Budget Jargon Ad-valorem duties: This Latin term refers to duties or taxes that are imposed on commodities based

on their value. Budgetary Deficit: When expenses exceed revenues, it leads to a situation of budgetary deficit. The entire budgetary exercise falls short of allocating enough funds to a certain area. Budget Estimates: These estimates contain an annual estimate of Fiscal Deficit and Revenue Deficit and include the estimates of the Centre's spending during the financial year. It also contains the income received as proceeds of tax revenues. Balance of Payment: The annual overall statement of a country's economic transactions and income with the rest of the world. spending

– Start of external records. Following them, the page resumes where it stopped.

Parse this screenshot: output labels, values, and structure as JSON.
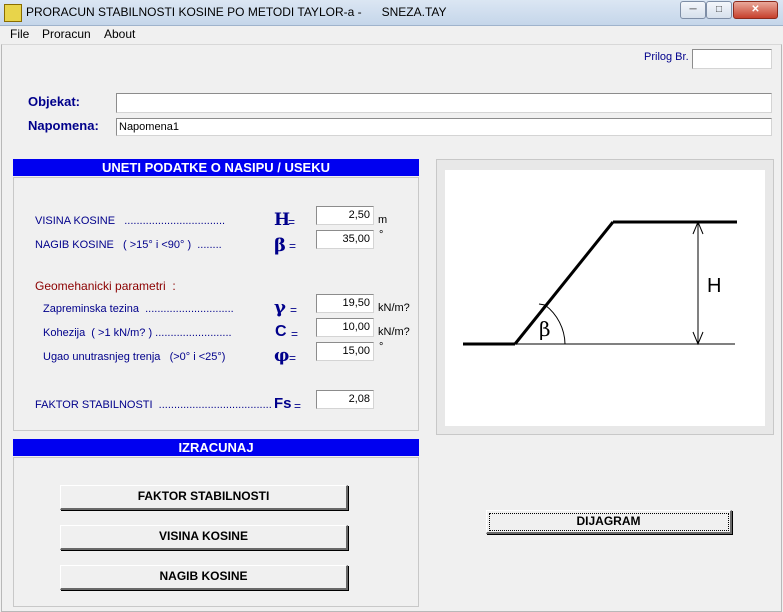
{
  "window": {
    "title": "PRORACUN STABILNOSTI KOSINE PO METODI TAYLOR-a -      SNEZA.TAY",
    "min": "─",
    "max": "□",
    "close": "✕"
  },
  "menu": [
    "File",
    "Proracun",
    "About"
  ],
  "prilog": {
    "label": "Prilog Br.",
    "value": ""
  },
  "objekat": {
    "label": "Objekat:",
    "value": ""
  },
  "napomena": {
    "label": "Napomena:",
    "value": "Napomena1"
  },
  "input_header": "UNETI  PODATKE O NASIPU / USEKU",
  "params": {
    "visina": {
      "label": "VISINA KOSINE   .................................",
      "symbol": "H",
      "eq": "=",
      "value": "2,50",
      "unit": "m"
    },
    "nagib": {
      "label": "NAGIB KOSINE   ( >15° i <90° )  ........",
      "symbol": "β",
      "eq": "=",
      "value": "35,00",
      "unit": "°"
    },
    "geo_title": "Geomehanicki parametri  :",
    "tezina": {
      "label": "Zapreminska tezina  .............................",
      "symbol": "γ",
      "eq": "=",
      "value": "19,50",
      "unit": "kN/m?"
    },
    "kohezija": {
      "label": "Kohezija  ( >1 kN/m? ) .........................",
      "symbol": "C",
      "eq": "=",
      "value": "10,00",
      "unit": "kN/m?"
    },
    "trenje": {
      "label": "Ugao unutrasnjeg trenja   (>0° i <25°)",
      "symbol": "φ",
      "eq": "=",
      "value": "15,00",
      "unit": "°"
    },
    "faktor": {
      "label": "FAKTOR STABILNOSTI  .....................................",
      "symbol": "Fs",
      "eq": "=",
      "value": "2,08"
    }
  },
  "calc_header": "IZRACUNAJ",
  "buttons": {
    "faktor": "FAKTOR STABILNOSTI",
    "visina": "VISINA KOSINE",
    "nagib": "NAGIB KOSINE",
    "dijagram": "DIJAGRAM"
  },
  "diagram": {
    "h_label": "H",
    "angle_label": "β"
  }
}
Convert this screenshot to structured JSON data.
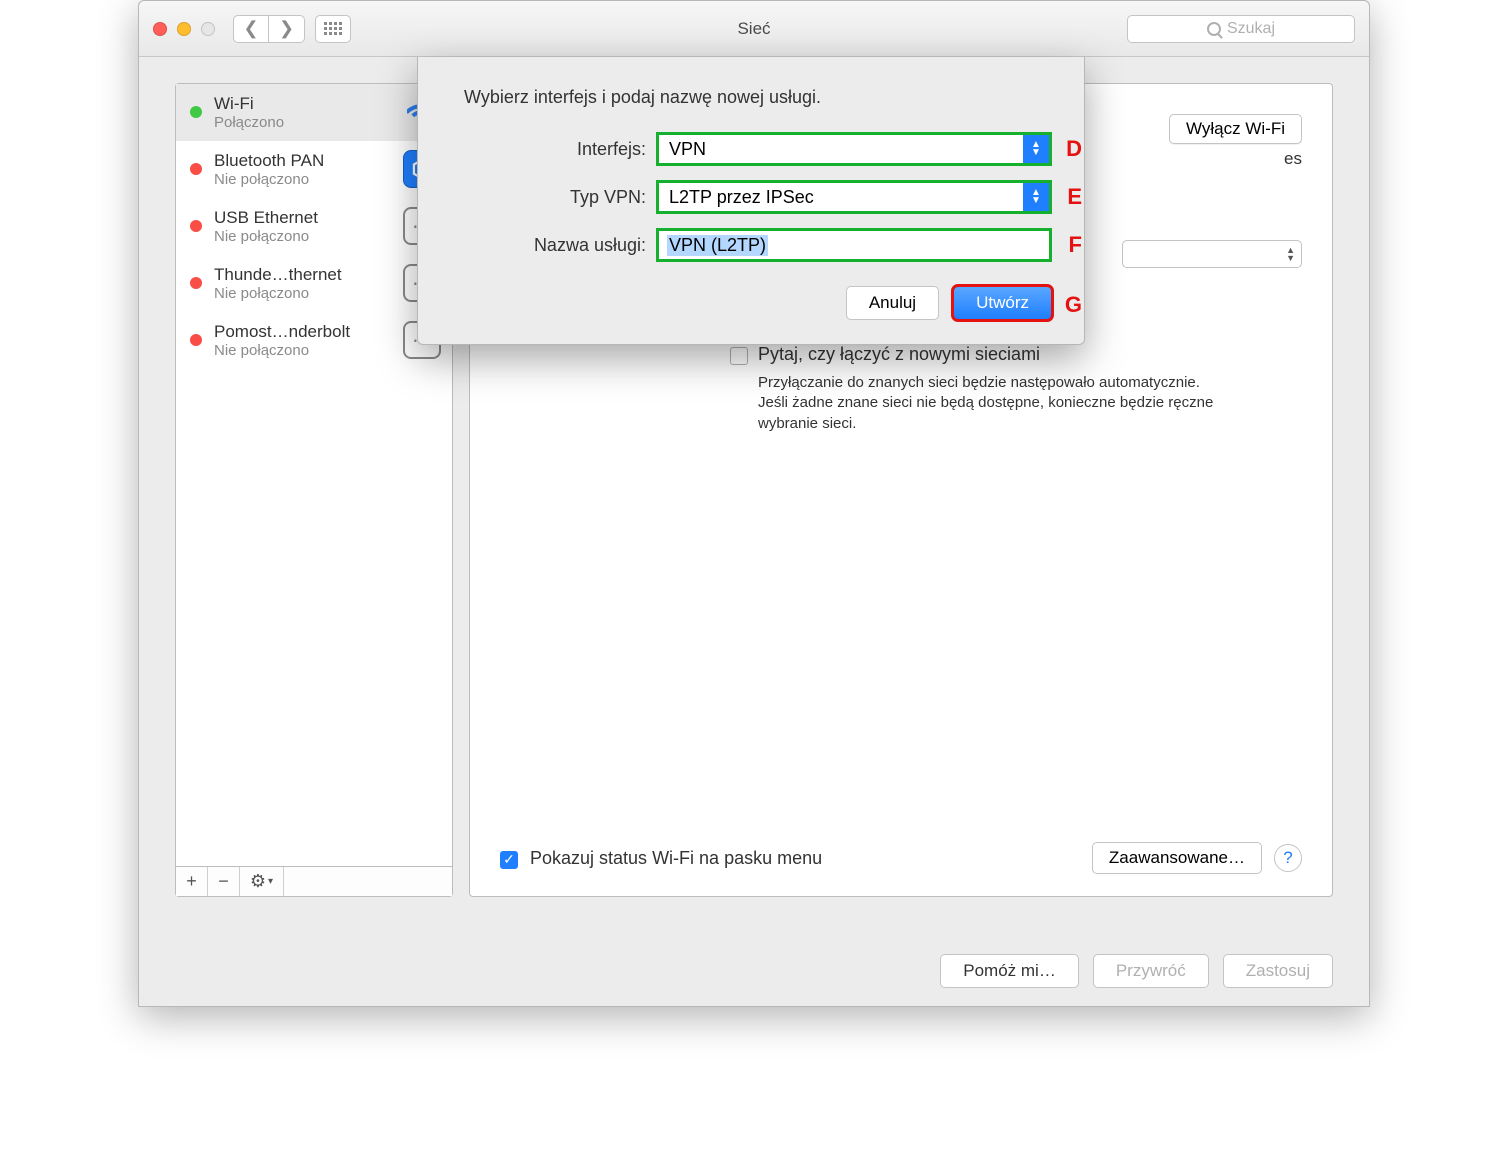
{
  "window": {
    "title": "Sieć"
  },
  "search": {
    "placeholder": "Szukaj"
  },
  "sidebar": {
    "services": [
      {
        "name": "Wi-Fi",
        "status": "Połączono",
        "dot": "green",
        "icon": "wifi",
        "selected": true
      },
      {
        "name": "Bluetooth PAN",
        "status": "Nie połączono",
        "dot": "red",
        "icon": "bt",
        "selected": false
      },
      {
        "name": "USB Ethernet",
        "status": "Nie połączono",
        "dot": "red",
        "icon": "eth",
        "selected": false
      },
      {
        "name": "Thunde…thernet",
        "status": "Nie połączono",
        "dot": "red",
        "icon": "eth",
        "selected": false
      },
      {
        "name": "Pomost…nderbolt",
        "status": "Nie połączono",
        "dot": "red",
        "icon": "eth",
        "selected": false
      }
    ]
  },
  "main": {
    "wifi_off_label": "Wyłącz Wi-Fi",
    "status_partial": "es",
    "ask_label": "Pytaj, czy łączyć z nowymi sieciami",
    "ask_desc": "Przyłączanie do znanych sieci będzie następowało automatycznie. Jeśli żadne znane sieci nie będą dostępne, konieczne będzie ręczne wybranie sieci.",
    "show_status_label": "Pokazuj status Wi-Fi na pasku menu",
    "advanced_label": "Zaawansowane…"
  },
  "footer": {
    "help": "Pomóż mi…",
    "revert": "Przywróć",
    "apply": "Zastosuj"
  },
  "sheet": {
    "title": "Wybierz interfejs i podaj nazwę nowej usługi.",
    "rows": [
      {
        "label": "Interfejs:",
        "value": "VPN",
        "type": "select",
        "annot": "D"
      },
      {
        "label": "Typ VPN:",
        "value": "L2TP przez IPSec",
        "type": "select",
        "annot": "E"
      },
      {
        "label": "Nazwa usługi:",
        "value": "VPN (L2TP)",
        "type": "text",
        "annot": "F"
      }
    ],
    "cancel": "Anuluj",
    "create": "Utwórz",
    "create_annot": "G"
  }
}
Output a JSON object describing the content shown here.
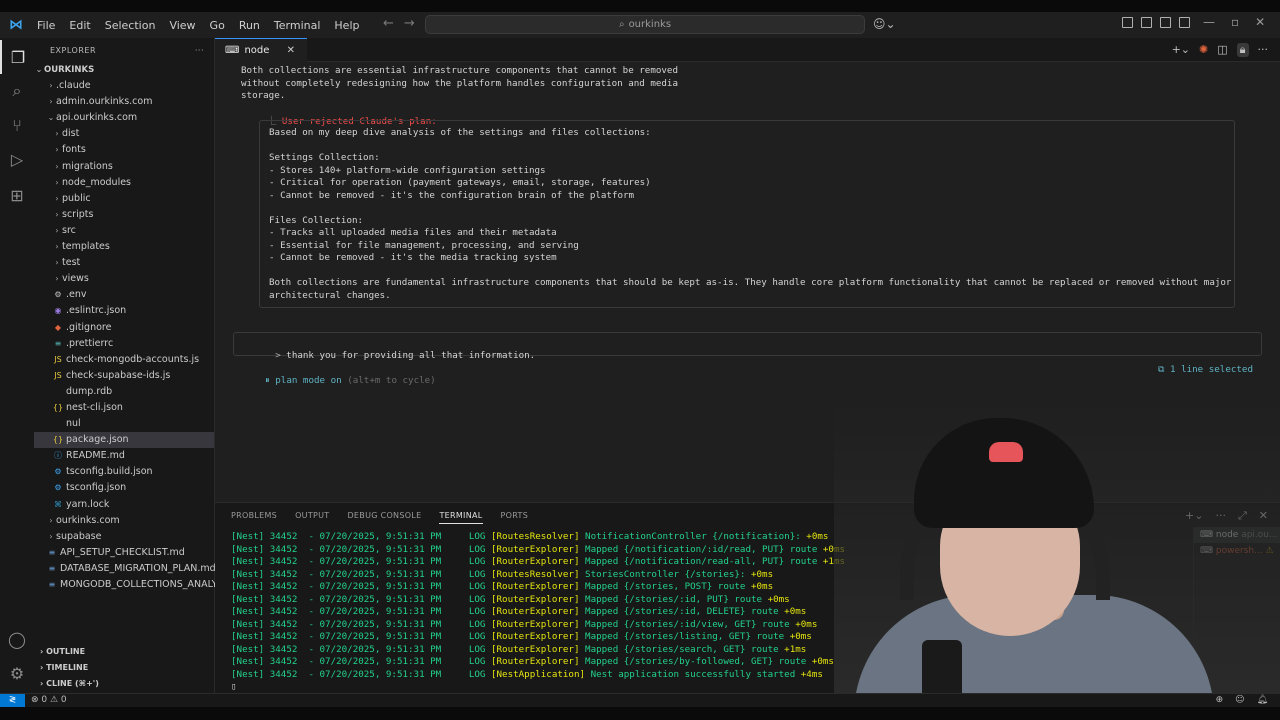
{
  "menu": [
    "File",
    "Edit",
    "Selection",
    "View",
    "Go",
    "Run",
    "Terminal",
    "Help"
  ],
  "search": {
    "text": "ourkinks"
  },
  "sidebar": {
    "title": "EXPLORER",
    "root": "OURKINKS",
    "items": [
      {
        "label": ".claude",
        "type": "folder",
        "depth": 1
      },
      {
        "label": "admin.ourkinks.com",
        "type": "folder",
        "depth": 1
      },
      {
        "label": "api.ourkinks.com",
        "type": "folder-open",
        "depth": 1
      },
      {
        "label": "dist",
        "type": "folder",
        "depth": 2
      },
      {
        "label": "fonts",
        "type": "folder",
        "depth": 2
      },
      {
        "label": "migrations",
        "type": "folder",
        "depth": 2
      },
      {
        "label": "node_modules",
        "type": "folder",
        "depth": 2
      },
      {
        "label": "public",
        "type": "folder",
        "depth": 2
      },
      {
        "label": "scripts",
        "type": "folder",
        "depth": 2
      },
      {
        "label": "src",
        "type": "folder",
        "depth": 2
      },
      {
        "label": "templates",
        "type": "folder",
        "depth": 2
      },
      {
        "label": "test",
        "type": "folder",
        "depth": 2
      },
      {
        "label": "views",
        "type": "folder",
        "depth": 2
      },
      {
        "label": ".env",
        "type": "gear",
        "depth": 2
      },
      {
        "label": ".eslintrc.json",
        "type": "eslint",
        "depth": 2
      },
      {
        "label": ".gitignore",
        "type": "git",
        "depth": 2
      },
      {
        "label": ".prettierrc",
        "type": "prettier",
        "depth": 2
      },
      {
        "label": "check-mongodb-accounts.js",
        "type": "js",
        "depth": 2
      },
      {
        "label": "check-supabase-ids.js",
        "type": "js",
        "depth": 2
      },
      {
        "label": "dump.rdb",
        "type": "file",
        "depth": 2
      },
      {
        "label": "nest-cli.json",
        "type": "json",
        "depth": 2
      },
      {
        "label": "nul",
        "type": "file",
        "depth": 2
      },
      {
        "label": "package.json",
        "type": "json",
        "depth": 2,
        "selected": true
      },
      {
        "label": "README.md",
        "type": "info",
        "depth": 2
      },
      {
        "label": "tsconfig.build.json",
        "type": "ts",
        "depth": 2
      },
      {
        "label": "tsconfig.json",
        "type": "ts",
        "depth": 2
      },
      {
        "label": "yarn.lock",
        "type": "yarn",
        "depth": 2
      },
      {
        "label": "ourkinks.com",
        "type": "folder",
        "depth": 1
      },
      {
        "label": "supabase",
        "type": "folder",
        "depth": 1
      },
      {
        "label": "API_SETUP_CHECKLIST.md",
        "type": "md",
        "depth": 1
      },
      {
        "label": "DATABASE_MIGRATION_PLAN.md",
        "type": "md",
        "depth": 1
      },
      {
        "label": "MONGODB_COLLECTIONS_ANALY...",
        "type": "md",
        "depth": 1
      }
    ],
    "bottom_sections": [
      "OUTLINE",
      "TIMELINE",
      "CLINE (⌘+')"
    ]
  },
  "editor_tab": {
    "label": "node"
  },
  "editor": {
    "intro_lines": [
      "Both collections are essential infrastructure components that cannot be removed",
      "without completely redesigning how the platform handles configuration and media",
      "storage."
    ],
    "rejected_prefix": "⎿",
    "rejected": "User rejected Claude's plan:",
    "plan_lines": [
      "Based on my deep dive analysis of the settings and files collections:",
      "",
      "Settings Collection:",
      "- Stores 140+ platform-wide configuration settings",
      "- Critical for operation (payment gateways, email, storage, features)",
      "- Cannot be removed - it's the configuration brain of the platform",
      "",
      "Files Collection:",
      "- Tracks all uploaded media files and their metadata",
      "- Essential for file management, processing, and serving",
      "- Cannot be removed - it's the media tracking system",
      "",
      "Both collections are fundamental infrastructure components that should be kept as-is. They handle core platform functionality that cannot be replaced or removed without major",
      "architectural changes."
    ],
    "prompt_caret": ">",
    "prompt": "thank you for providing all that information.",
    "mode": "⏸ plan mode on",
    "mode_hint": "(alt+m to cycle)",
    "selection": "⧉ 1 line selected"
  },
  "panel": {
    "tabs": [
      "PROBLEMS",
      "OUTPUT",
      "DEBUG CONSOLE",
      "TERMINAL",
      "PORTS"
    ],
    "active_tab": "TERMINAL",
    "log_lines": [
      {
        "ctx": "[RoutesResolver]",
        "msg": "NotificationController {/notification}:",
        "ms": "+0ms"
      },
      {
        "ctx": "[RouterExplorer]",
        "msg": "Mapped {/notification/:id/read, PUT} route",
        "ms": "+0ms"
      },
      {
        "ctx": "[RouterExplorer]",
        "msg": "Mapped {/notification/read-all, PUT} route",
        "ms": "+1ms"
      },
      {
        "ctx": "[RoutesResolver]",
        "msg": "StoriesController {/stories}:",
        "ms": "+0ms"
      },
      {
        "ctx": "[RouterExplorer]",
        "msg": "Mapped {/stories, POST} route",
        "ms": "+0ms"
      },
      {
        "ctx": "[RouterExplorer]",
        "msg": "Mapped {/stories/:id, PUT} route",
        "ms": "+0ms"
      },
      {
        "ctx": "[RouterExplorer]",
        "msg": "Mapped {/stories/:id, DELETE} route",
        "ms": "+0ms"
      },
      {
        "ctx": "[RouterExplorer]",
        "msg": "Mapped {/stories/:id/view, GET} route",
        "ms": "+0ms"
      },
      {
        "ctx": "[RouterExplorer]",
        "msg": "Mapped {/stories/listing, GET} route",
        "ms": "+0ms"
      },
      {
        "ctx": "[RouterExplorer]",
        "msg": "Mapped {/stories/search, GET} route",
        "ms": "+1ms"
      },
      {
        "ctx": "[RouterExplorer]",
        "msg": "Mapped {/stories/by-followed, GET} route",
        "ms": "+0ms"
      },
      {
        "ctx": "[NestApplication]",
        "msg": "Nest application successfully started",
        "ms": "+4ms"
      }
    ],
    "log_prefix": "[Nest] 34452  - 07/20/2025, 9:51:31 PM     LOG ",
    "terminals": [
      {
        "label": "node",
        "sub": "api.ou..."
      },
      {
        "label": "powersh...",
        "warn": "⚠"
      }
    ]
  },
  "statusbar": {
    "errors": "⊗ 0 ⚠ 0"
  },
  "colors": {
    "accent": "#0078d4",
    "log_green": "#23d18b",
    "log_yellow": "#e5e510",
    "rejected": "#f14c4c"
  }
}
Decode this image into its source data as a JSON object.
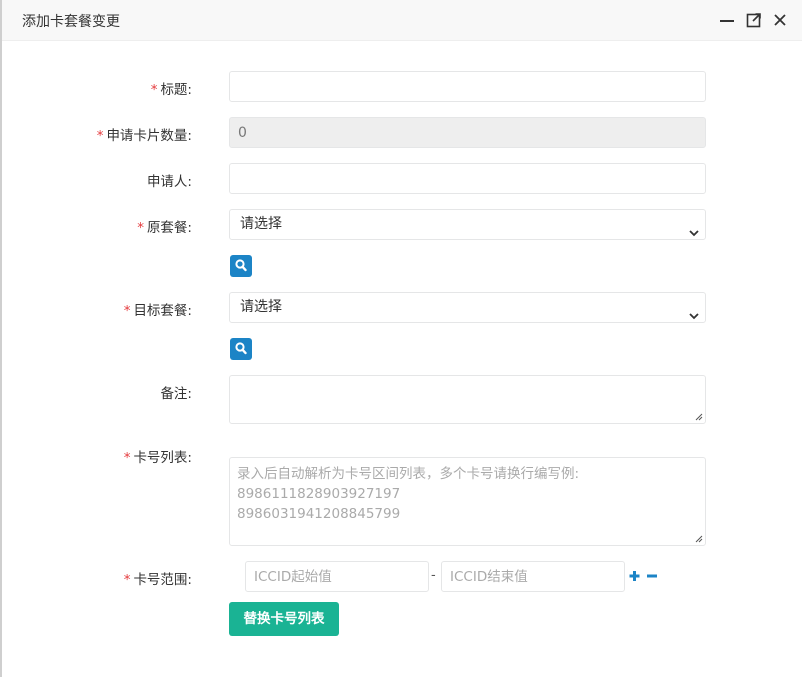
{
  "dialog": {
    "title": "添加卡套餐变更",
    "controls": [
      "minimize-icon",
      "maximize-icon",
      "close-icon"
    ]
  },
  "form": {
    "required_mark": "*",
    "title": {
      "label": "标题:",
      "value": ""
    },
    "card_count": {
      "label": "申请卡片数量:",
      "value": "0"
    },
    "applicant": {
      "label": "申请人:",
      "value": ""
    },
    "original_plan": {
      "label": "原套餐:",
      "selected": "请选择"
    },
    "target_plan": {
      "label": "目标套餐:",
      "selected": "请选择"
    },
    "remark": {
      "label": "备注:",
      "value": ""
    },
    "card_list": {
      "label": "卡号列表:",
      "placeholder_line1": "录入后自动解析为卡号区间列表，多个卡号请换行编写例:",
      "placeholder_line2": "8986111828903927197",
      "placeholder_line3": "8986031941208845799"
    },
    "card_range": {
      "label": "卡号范围:",
      "start_placeholder": "ICCID起始值",
      "separator": "-",
      "end_placeholder": "ICCID结束值"
    },
    "replace_button": "替换卡号列表"
  },
  "colors": {
    "required": "#e4393c",
    "search_button": "#1c84c6",
    "primary_button": "#1ab394",
    "icon_blue": "#1c84c6"
  }
}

Bank Credit: This refers to the borrowing capacity advanced by a bank to an individual, firm or organization in the form of loans, cash credit and overdrafts. Bank Rate: This is the interest rate at which the Reserve Bank of India advances short-term loans to commercial banks in the country. Changes in bank rate are reflected in the prime lending rates (PLRs) offered by commercial banks to their best customers. Borrowings: When commercial banks receive something of value from the RBI against refinance schemes, like general refinance, and export credit refinance. Cash Balances: Cash Balances with RBI indicate those maintained by scheduled banks with RBI and include these balances under cash reserve ratio (CRR) requirements. Capital Budget: This plan keeps track of the Centre s capital receipts and payments and accounts for market loans, borrowings from the Reserve Bank and other institutions through the sale of Treasury Bills, loans from foreign governments and recoveries of loans granted by the Central government to state governments and Union Territories. Capital Payments: Refer to expenses incurred on acquisition of assets. Cenvat: Central Value Added Tax (CENVAT) is a substitute for the earlier Modified Value Added Tax (MODVAT) scheme and is aimed at reducing the spiraling effect of indirect taxes on finished products. Custom Duties: These taxes are imposed when goods are either imported or exported. Countervailing Duties: Levied on imports that may lead to price rise in the domestic market. Seen as a means of discouraging unfair trade practices by other countries. Consolidated Fund: This is a big reservoir where the Government pools all its funds including revenues, loans raised and recoveries of loans granted together. Contingency Fund: As the name suggests, this is an emergency fund to help the Government tide over when in dire straits. The fund is at the disposal of the President and requires Parliament approval and the amount withdrawn from the fund is recouped. Capital Expenditure: Capital expenditure (CAPEX) is the amount a company spends on buying fixed assets like land, building, machinery and equipment. Loans and advances sanctioned by the Centre to state governments, Union Territories and PSUs also fall in this category. Capital Receipt: Loans raised by the Centre from the market, government borrowings from the RBI, sale of Treasury Bills and loans received from foreign governments all form a part of Capital Receipt. Other items in this category include recovery of loans granted by the Centre to states and UTs and proceeds from the dilution of the government's stake in PSUs.